■ **What the task asks**: Search each line below for "data", then return the lines where it appears.

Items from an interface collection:
.....

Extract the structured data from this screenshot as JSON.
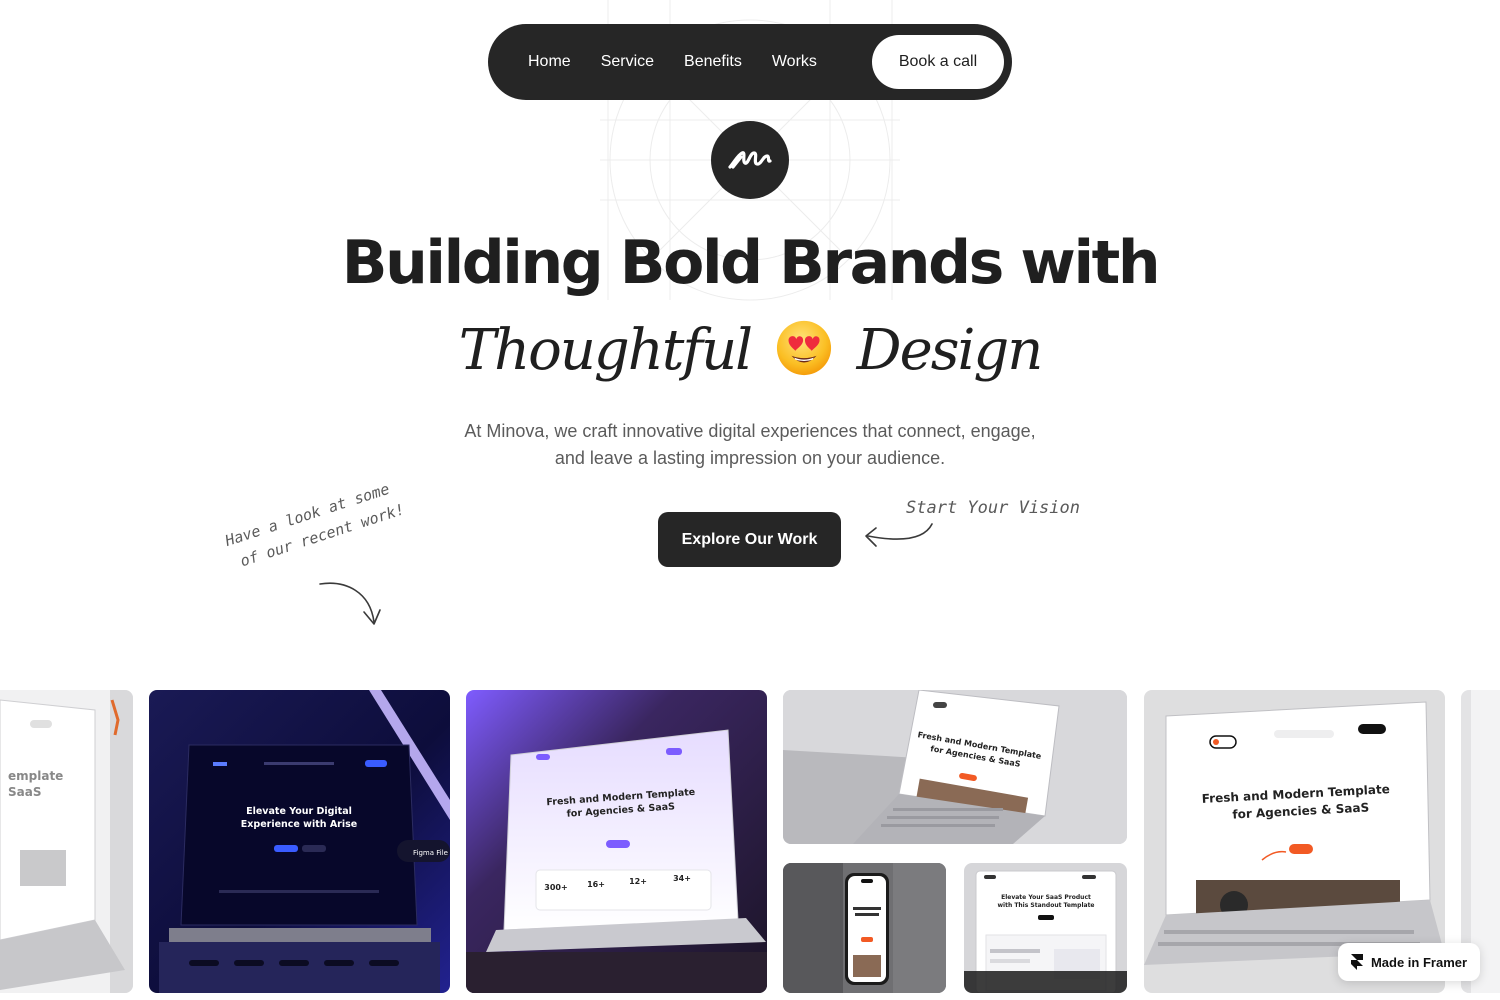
{
  "nav": {
    "links": [
      "Home",
      "Service",
      "Benefits",
      "Works"
    ],
    "cta": "Book a call"
  },
  "logo": {
    "icon": "wave-logo-icon"
  },
  "hero": {
    "headline_line1": "Building Bold Brands with",
    "headline_word1": "Thoughtful",
    "headline_emoji": "heart-eyes-emoji",
    "headline_word2": "Design",
    "subtitle": "At Minova, we craft innovative digital experiences that connect, engage, and leave a lasting impression on your audience.",
    "cta": "Explore Our Work",
    "note_right": "Start Your Vision",
    "note_left_line1": "Have a look at some",
    "note_left_line2": "of our recent work!"
  },
  "gallery": {
    "card_arise": {
      "headline_line1": "Elevate Your Digital",
      "headline_line2": "Experience with Arise",
      "badge": "Figma File"
    },
    "card_ember": {
      "headline_line1": "Fresh and Modern Template",
      "headline_line2": "for Agencies & SaaS",
      "stats": [
        "300+",
        "16+",
        "12+",
        "34+"
      ]
    },
    "card_laptop_top": {
      "headline_line1": "Fresh and Modern Template",
      "headline_line2": "for Agencies & SaaS"
    },
    "card_dashboard": {
      "headline_line1": "Elevate Your SaaS Product",
      "headline_line2": "with This Standout Template"
    },
    "card_clever": {
      "headline_line1": "Fresh and Modern Template",
      "headline_line2": "for Agencies & SaaS"
    },
    "card_edge_left": {
      "text_line1": "emplate",
      "text_line2": "SaaS"
    }
  },
  "badge": {
    "label": "Made in Framer",
    "icon": "framer-icon"
  },
  "colors": {
    "dark": "#262626",
    "accent_purple": "#6b4bff",
    "accent_orange": "#f25a24"
  }
}
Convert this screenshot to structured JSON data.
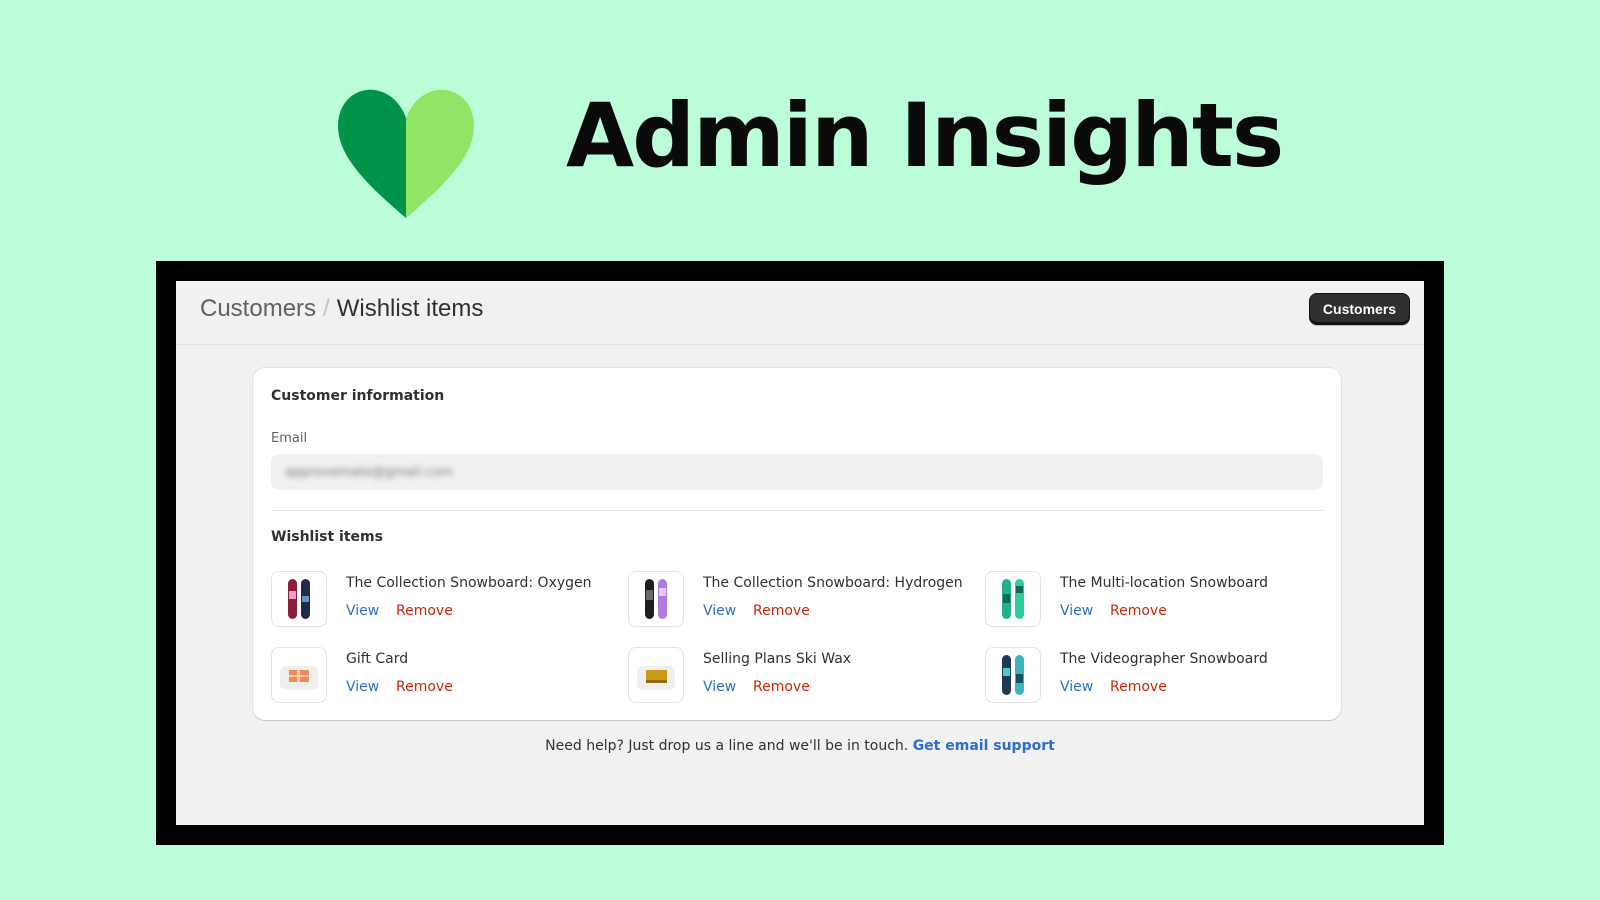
{
  "brand": {
    "title": "Admin Insights",
    "logo_icon": "heart-icon",
    "colors": {
      "background": "#bbfdd9",
      "heart_left": "#00944a",
      "heart_right": "#91e566"
    }
  },
  "topbar": {
    "breadcrumb_parent": "Customers",
    "breadcrumb_separator": "/",
    "breadcrumb_current": "Wishlist items",
    "button_label": "Customers"
  },
  "customer_info": {
    "title": "Customer information",
    "email_label": "Email",
    "email_value": "approvemate@gmail.com"
  },
  "wishlist": {
    "title": "Wishlist items",
    "view_label": "View",
    "remove_label": "Remove",
    "items": [
      {
        "name": "The Collection Snowboard: Oxygen",
        "thumb": "snowboard-icon"
      },
      {
        "name": "The Collection Snowboard: Hydrogen",
        "thumb": "snowboard-icon"
      },
      {
        "name": "The Multi-location Snowboard",
        "thumb": "snowboard-icon"
      },
      {
        "name": "Gift Card",
        "thumb": "gift-card-icon"
      },
      {
        "name": "Selling Plans Ski Wax",
        "thumb": "ski-wax-icon"
      },
      {
        "name": "The Videographer Snowboard",
        "thumb": "snowboard-icon"
      }
    ]
  },
  "footer": {
    "help_text": "Need help? Just drop us a line and we'll be in touch.",
    "link_text": "Get email support"
  },
  "colors": {
    "link": "#2c6ecb",
    "destructive": "#c5280c",
    "primary_button": "#303030"
  }
}
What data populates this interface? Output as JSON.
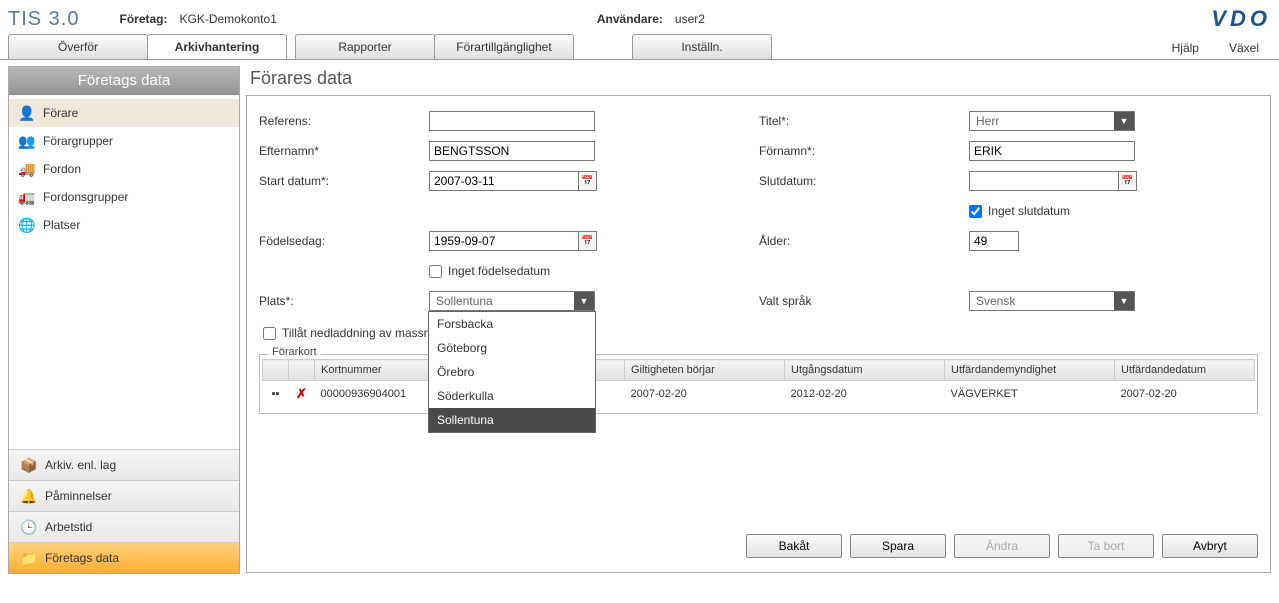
{
  "app": {
    "title": "TIS 3.0"
  },
  "header": {
    "company_label": "Företag:",
    "company_value": "KGK-Demokonto1",
    "user_label": "Användare:",
    "user_value": "user2",
    "logo": "VDO"
  },
  "menu": {
    "tabs": [
      {
        "label": "Överför"
      },
      {
        "label": "Arkivhantering",
        "active": true
      },
      {
        "label": "Rapporter"
      },
      {
        "label": "Förartillgänglighet"
      },
      {
        "label": "Inställn."
      }
    ],
    "help": "Hjälp",
    "switch": "Växel"
  },
  "sidebar": {
    "title": "Företags data",
    "items": [
      {
        "label": "Förare",
        "icon": "👤",
        "active": true
      },
      {
        "label": "Förargrupper",
        "icon": "👥"
      },
      {
        "label": "Fordon",
        "icon": "🚚"
      },
      {
        "label": "Fordonsgrupper",
        "icon": "🚛"
      },
      {
        "label": "Platser",
        "icon": "🌐"
      }
    ],
    "bottom": [
      {
        "label": "Arkiv. enl. lag",
        "icon": "📦"
      },
      {
        "label": "Påminnelser",
        "icon": "🔔"
      },
      {
        "label": "Arbetstid",
        "icon": "🕒"
      },
      {
        "label": "Företags data",
        "icon": "📁",
        "active": true
      }
    ]
  },
  "content": {
    "title": "Förares data",
    "labels": {
      "reference": "Referens:",
      "title": "Titel*:",
      "lastname": "Efternamn*",
      "firstname": "Förnamn*:",
      "startdate": "Start datum*:",
      "enddate": "Slutdatum:",
      "no_enddate": "Inget slutdatum",
      "birthday": "Födelsedag:",
      "age": "Ålder:",
      "no_birthdate": "Inget födelsedatum",
      "place": "Plats*:",
      "language": "Valt språk",
      "allow_download": "Tillåt nedladdning av massn",
      "driver_card": "Förarkort"
    },
    "values": {
      "reference": "",
      "title_selected": "Herr",
      "lastname": "BENGTSSON",
      "firstname": "ERIK",
      "startdate": "2007-03-11",
      "enddate": "",
      "no_enddate_checked": true,
      "birthday": "1959-09-07",
      "no_birthdate_checked": false,
      "age": "49",
      "place_selected": "Sollentuna",
      "language_selected": "Svensk",
      "allow_download_checked": false
    },
    "place_options": [
      "Forsbacka",
      "Göteborg",
      "Örebro",
      "Söderkulla",
      "Sollentuna"
    ],
    "table": {
      "headers": {
        "card_number": "Kortnummer",
        "valid_from": "Giltigheten börjar",
        "expiry": "Utgångsdatum",
        "authority": "Utfärdandemyndighet",
        "issue_date": "Utfärdandedatum"
      },
      "rows": [
        {
          "card_number": "00000936904001",
          "valid_from": "2007-02-20",
          "expiry": "2012-02-20",
          "authority": "VÄGVERKET",
          "issue_date": "2007-02-20"
        }
      ]
    },
    "buttons": {
      "back": "Bakåt",
      "save": "Spara",
      "edit": "Ändra",
      "delete": "Ta bort",
      "cancel": "Avbryt"
    }
  }
}
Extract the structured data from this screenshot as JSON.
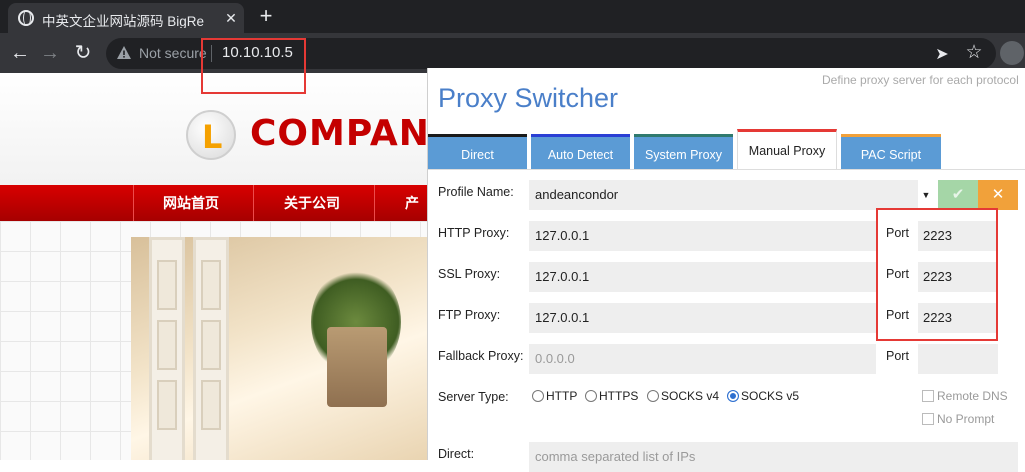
{
  "browser": {
    "tab_title": "中英文企业网站源码 BigRe",
    "tab_close": "✕",
    "new_tab": "+",
    "security_label": "Not secure",
    "url": "10.10.10.5"
  },
  "site": {
    "logo_letter": "L",
    "logo_text": "COMPANY",
    "nav": [
      "网站首页",
      "关于公司",
      "产"
    ]
  },
  "proxy_switcher": {
    "subtitle": "Define proxy server for each protocol",
    "title": "Proxy Switcher",
    "tabs": [
      {
        "label": "Direct",
        "color": "#1a1a1a",
        "bg": "#5b9bd5",
        "active": false
      },
      {
        "label": "Auto Detect",
        "color": "#2a3fd4",
        "bg": "#5b9bd5",
        "active": false
      },
      {
        "label": "System Proxy",
        "color": "#2f7a6e",
        "bg": "#5b9bd5",
        "active": false
      },
      {
        "label": "Manual Proxy",
        "color": "#e53935",
        "bg": "#ffffff",
        "active": true
      },
      {
        "label": "PAC Script",
        "color": "#f1a13a",
        "bg": "#5b9bd5",
        "active": false
      }
    ],
    "profile": {
      "label": "Profile Name:",
      "value": "andeancondor",
      "save": "✔",
      "cancel": "✕"
    },
    "http": {
      "label": "HTTP Proxy:",
      "host": "127.0.0.1",
      "port_label": "Port",
      "port": "2223"
    },
    "ssl": {
      "label": "SSL Proxy:",
      "host": "127.0.0.1",
      "port_label": "Port",
      "port": "2223"
    },
    "ftp": {
      "label": "FTP Proxy:",
      "host": "127.0.0.1",
      "port_label": "Port",
      "port": "2223"
    },
    "fallback": {
      "label": "Fallback Proxy:",
      "host_placeholder": "0.0.0.0",
      "port_label": "Port",
      "port": ""
    },
    "server_type": {
      "label": "Server Type:",
      "options": [
        "HTTP",
        "HTTPS",
        "SOCKS v4",
        "SOCKS v5"
      ],
      "selected": "SOCKS v5"
    },
    "remote_dns": {
      "label": "Remote DNS",
      "checked": false
    },
    "no_prompt": {
      "label": "No Prompt",
      "checked": false
    },
    "direct": {
      "label": "Direct:",
      "placeholder": "comma separated list of IPs"
    }
  }
}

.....

■ **Worked solution**:
Extract the structured data from this screenshot as JSON.
Convert this screenshot to structured JSON data.
What data populates this interface? Output as JSON.
    "title": "Företags data",
        "label": "Företags data",
    "title": "Förares data",
Extract the structured data from this screenshot as JSON.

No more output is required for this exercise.